▶ [THE PROBLEM]
State how many lines in the listing below hold "JSON", with no other words.

+---+

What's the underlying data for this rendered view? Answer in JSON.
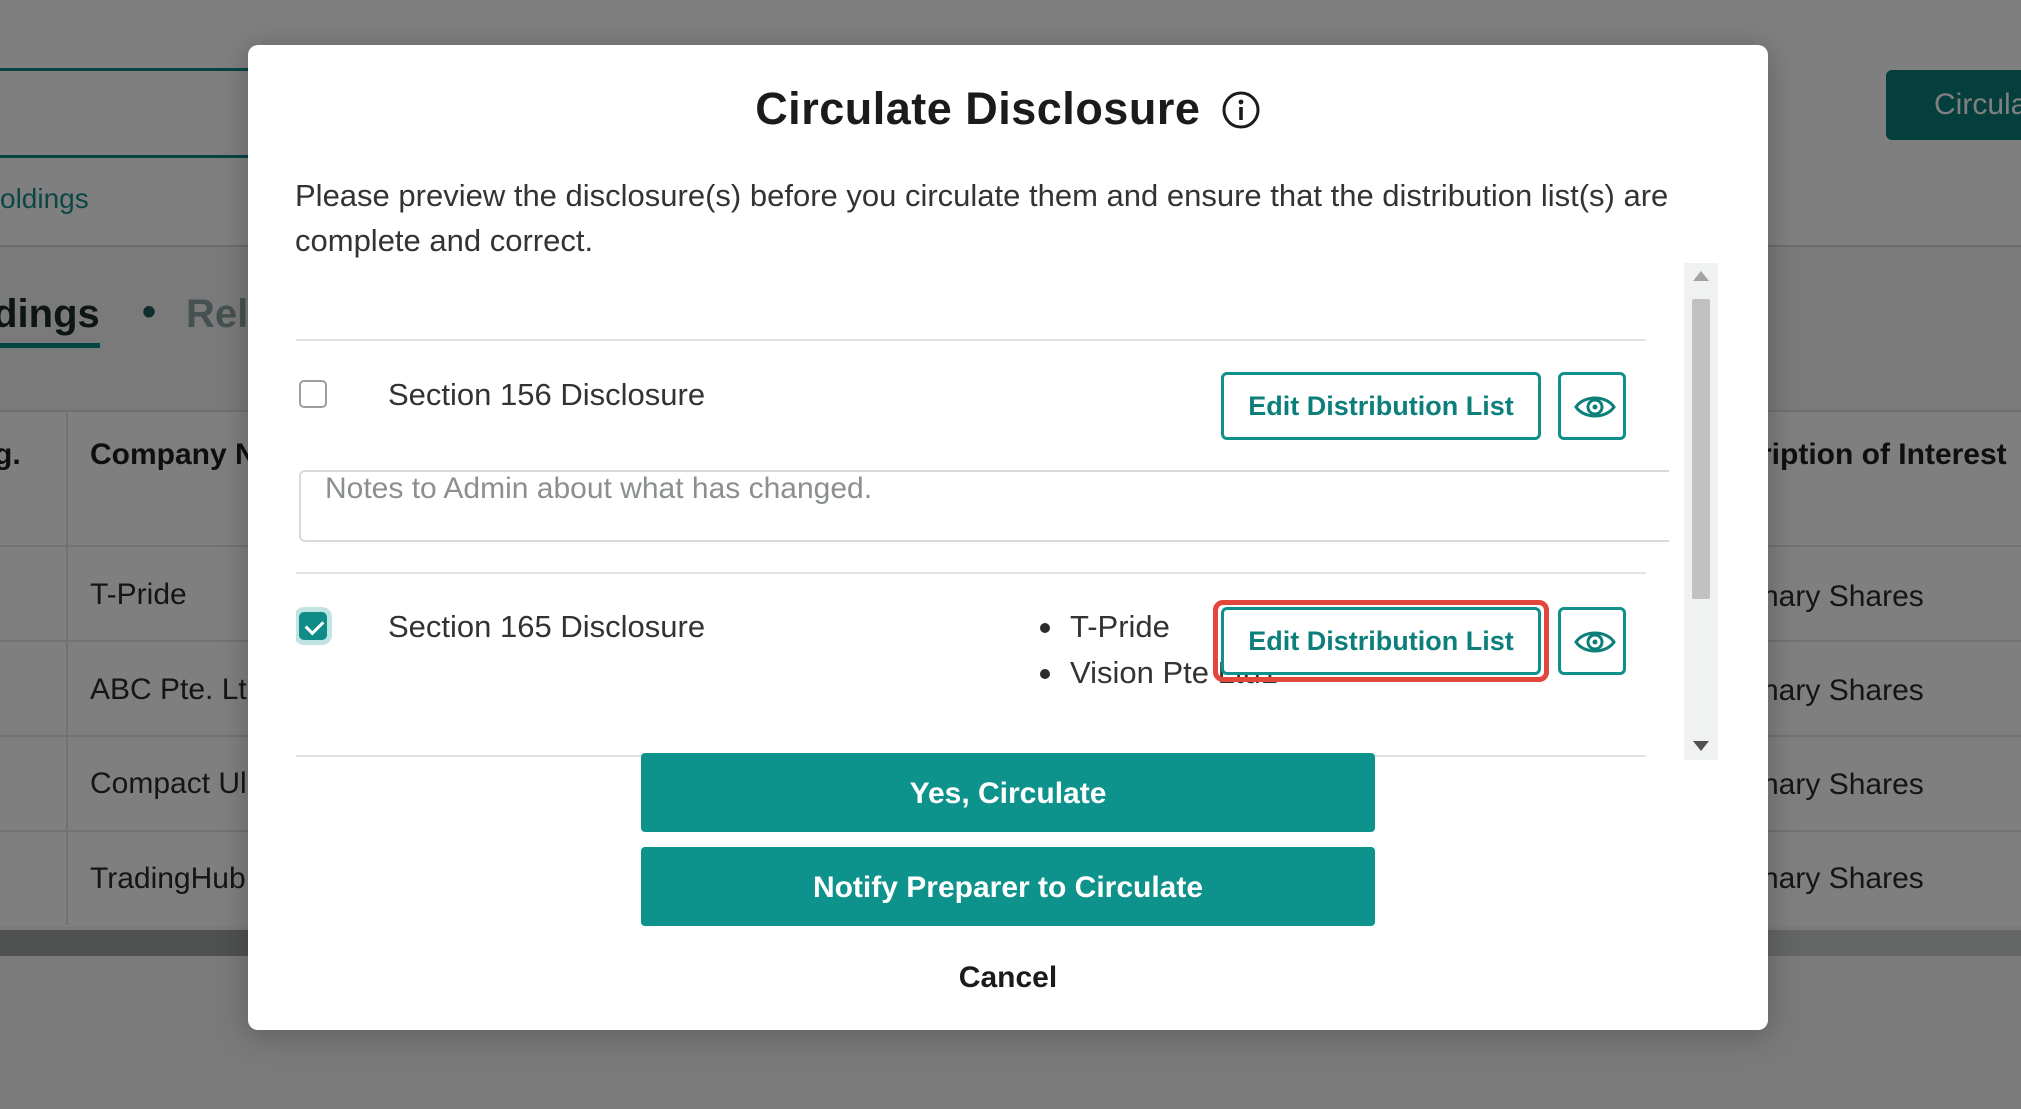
{
  "background": {
    "search_link": "oldings",
    "circulate_button": "Circula",
    "tabs": [
      "ldings",
      "•",
      "Rel"
    ],
    "table_headers": [
      "g.",
      "Company N",
      "ription of Interest"
    ],
    "rows": [
      {
        "company": "T-Pride",
        "interest": "nary Shares"
      },
      {
        "company": "ABC Pte. Ltd",
        "interest": "nary Shares"
      },
      {
        "company": "Compact Ul",
        "interest": "nary Shares"
      },
      {
        "company": "TradingHub",
        "interest": "nary Shares"
      }
    ]
  },
  "modal": {
    "title": "Circulate Disclosure",
    "title_icon": "info-circle-icon",
    "intro": "Please preview the disclosure(s) before you circulate them and ensure that the distribution list(s) are complete and correct.",
    "disclosures": [
      {
        "label": "Section 156 Disclosure",
        "checked": false,
        "edit_label": "Edit Distribution List",
        "preview_icon": "eye-icon",
        "distribution": []
      },
      {
        "label": "Section 165 Disclosure",
        "checked": true,
        "edit_label": "Edit Distribution List",
        "preview_icon": "eye-icon",
        "distribution": [
          "T-Pride",
          "Vision Pte Ltd1"
        ]
      }
    ],
    "notes_placeholder": "Notes to Admin about what has changed.",
    "yes_button": "Yes, Circulate",
    "notify_button": "Notify Preparer to Circulate",
    "cancel_label": "Cancel"
  },
  "colors": {
    "accent": "#0e928c",
    "highlight": "#e1473a",
    "overlay": "rgba(0,0,0,0.5)"
  }
}
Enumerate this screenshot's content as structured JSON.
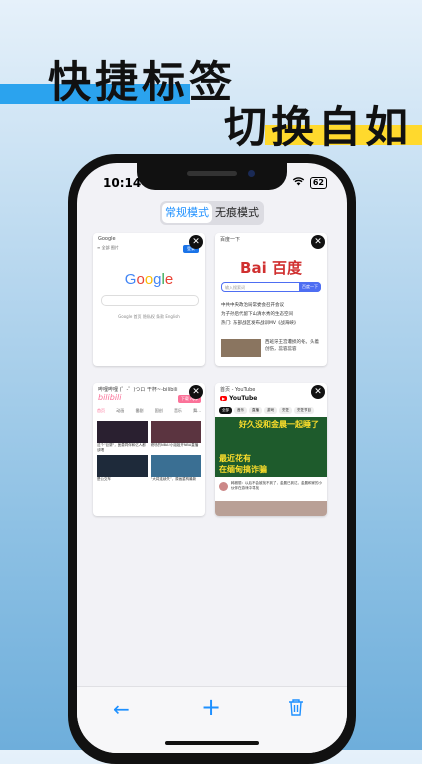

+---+

▶ [SOLVED EXERCISE]
2